A.L.E. = Always Leave Early
In the world of production, time is money. Whether it’s film, TV, or the web, there is someone one paying for you and everyone else to be there. Unless you are working a student film or as a PA and you are working for free. But even then, you want your time to be respected. You don’t want to be the one who’s holding up the show because you are caught in traffic or can’t find parking. I am just speaking from my experience and from talking to other makeup artist. Being late can mean loosing your current and/or future jobs.
Whenever I get a gig I map out where I am going at least the day before. Usually using Google Maps. I pay attention to the time Google gives for that destination. If it says it will take 30 mins to drive there in regular traffic, I triple the time. However, I live in Los Angeles, so it takes a long to go anywhere, especially in rush hour traffic. You can judge for yourself based on where you live, but give yourself a 30 min buffer. This will allow you time to park, grab some coffee and have all your things set up ahead of time.
If it’s not on the call sheet, I ask about parking. Is it free? Do they reimburse, are there streets I should avoid? Most call sheets will have this information, but on some low-budget productions, there was no parking information and it was a real nightmare. Just like Los Angeles traffic, the parking can be a real pain in the keister. If you arrive on time, but it takes you 30 minutes to park, then you are still late.
Setting up my kit only takes a few minutes but those could be precious minutes you spend making the cast look good… or bad… or however they are supposed to look. Some production sets don’t allow anyone to come set up before call time. But if it is possible to come in 10 minutes early to put everything together and be ready as soon as the talent walks in it will help put you ahead of the game. Of course if you are on a set where you can “walk away” and leave everything safely behind overnight, that’s even better. But you better be damn sure that the set is locked tight because you are leaving your bread and butter behind.
You can be too early
Some locations don’t allow crew on until the exact call time. If you do come on the location early, they will fine the production. In this case, I will come early and then find a Starbucks (there’s one on every corner practically) or just chill in my car and read. At least I know I am in the right place and I am ready to go.
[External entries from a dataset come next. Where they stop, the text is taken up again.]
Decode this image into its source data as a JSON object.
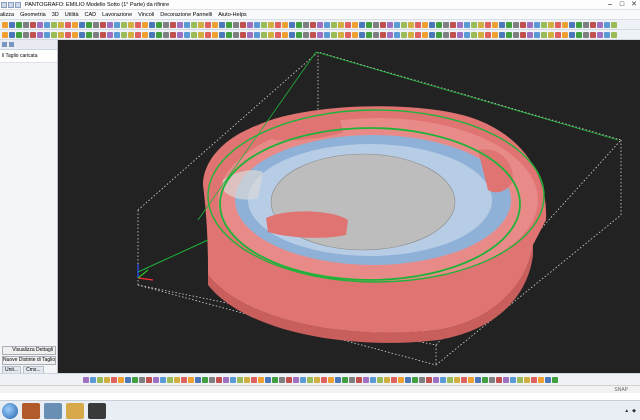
{
  "window": {
    "title": "PANTOGRAFO: EMILIO Modello Sotto (1° Parte) da rifinire"
  },
  "menu": {
    "items": [
      "alizza",
      "Geometria",
      "3D",
      "Utilità",
      "CAD",
      "Lavorazione",
      "Vincoli",
      "Decorazione Pannelli",
      "Aiuto-Helps"
    ]
  },
  "left_panel": {
    "section_label": "li Taglio caricata",
    "visualizza_button": "Visualizza Dettagli",
    "nuove_button": "Nuove Distinte di Taglio",
    "tabs": [
      "Unit...",
      "Cms..."
    ]
  },
  "status": {
    "snap": "SNAP"
  },
  "colors": {
    "viewport_bg": "#222222",
    "part_fill": "#e07472",
    "pocket_blue": "#8fb1d8",
    "floor_gray": "#bdbdbd",
    "toolpath_green": "#1fb33a",
    "bbox_dotted": "#d8d8d8"
  },
  "icons": {
    "toolbar": "generic-toolbar-icons",
    "axis": "axis-triad-icon"
  }
}
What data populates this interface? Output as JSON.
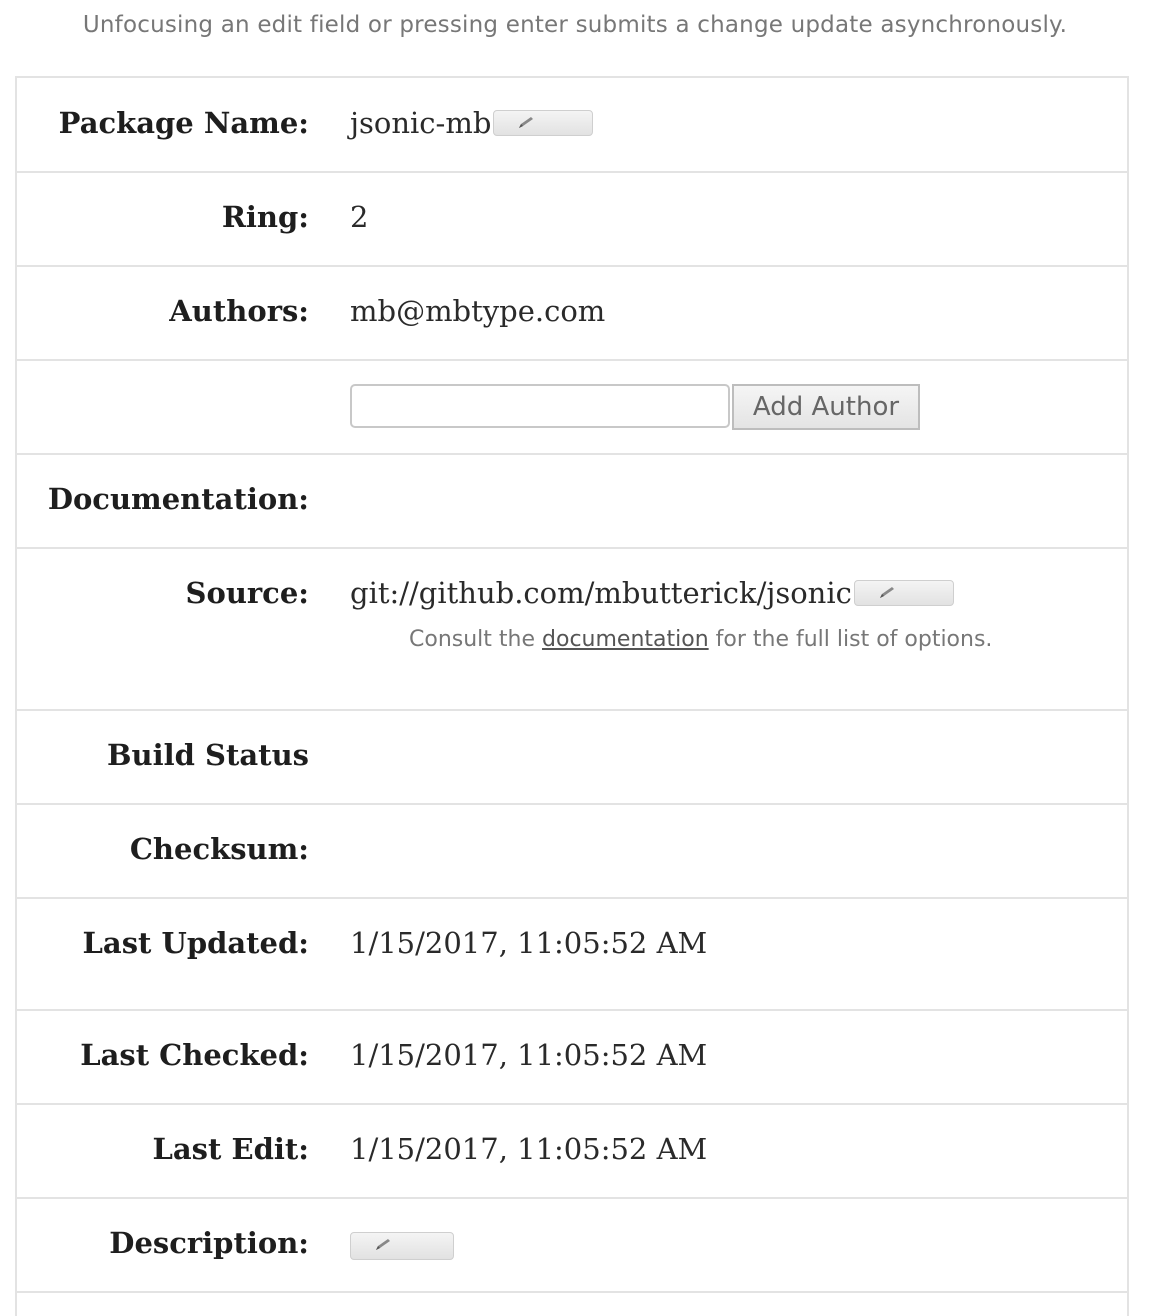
{
  "notice": "Unfocusing an edit field or pressing enter submits a change update asynchronously.",
  "fields": {
    "package_name": {
      "label": "Package Name:",
      "value": "jsonic-mb"
    },
    "ring": {
      "label": "Ring:",
      "value": "2"
    },
    "authors": {
      "label": "Authors:",
      "value": "mb@mbtype.com"
    },
    "add_author": {
      "input_value": "",
      "button_label": "Add Author"
    },
    "documentation": {
      "label": "Documentation:",
      "value": ""
    },
    "source": {
      "label": "Source:",
      "value": "git://github.com/mbutterick/jsonic",
      "hint_prefix": "Consult the",
      "hint_link": "documentation",
      "hint_suffix": "for the full list of options."
    },
    "build_status": {
      "label": "Build Status",
      "value": ""
    },
    "checksum": {
      "label": "Checksum:",
      "value": ""
    },
    "last_updated": {
      "label": "Last Updated:",
      "value": "1/15/2017, 11:05:52 AM"
    },
    "last_checked": {
      "label": "Last Checked:",
      "value": "1/15/2017, 11:05:52 AM"
    },
    "last_edit": {
      "label": "Last Edit:",
      "value": "1/15/2017, 11:05:52 AM"
    },
    "description": {
      "label": "Description:",
      "value": ""
    }
  },
  "icons": {
    "edit": "pencil-icon"
  }
}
READ. COMMENT. CONNECT!
Please feel free to leave comments and let me know what you are thinking. Have you got any stories you’d like to share? I would love to hear from you!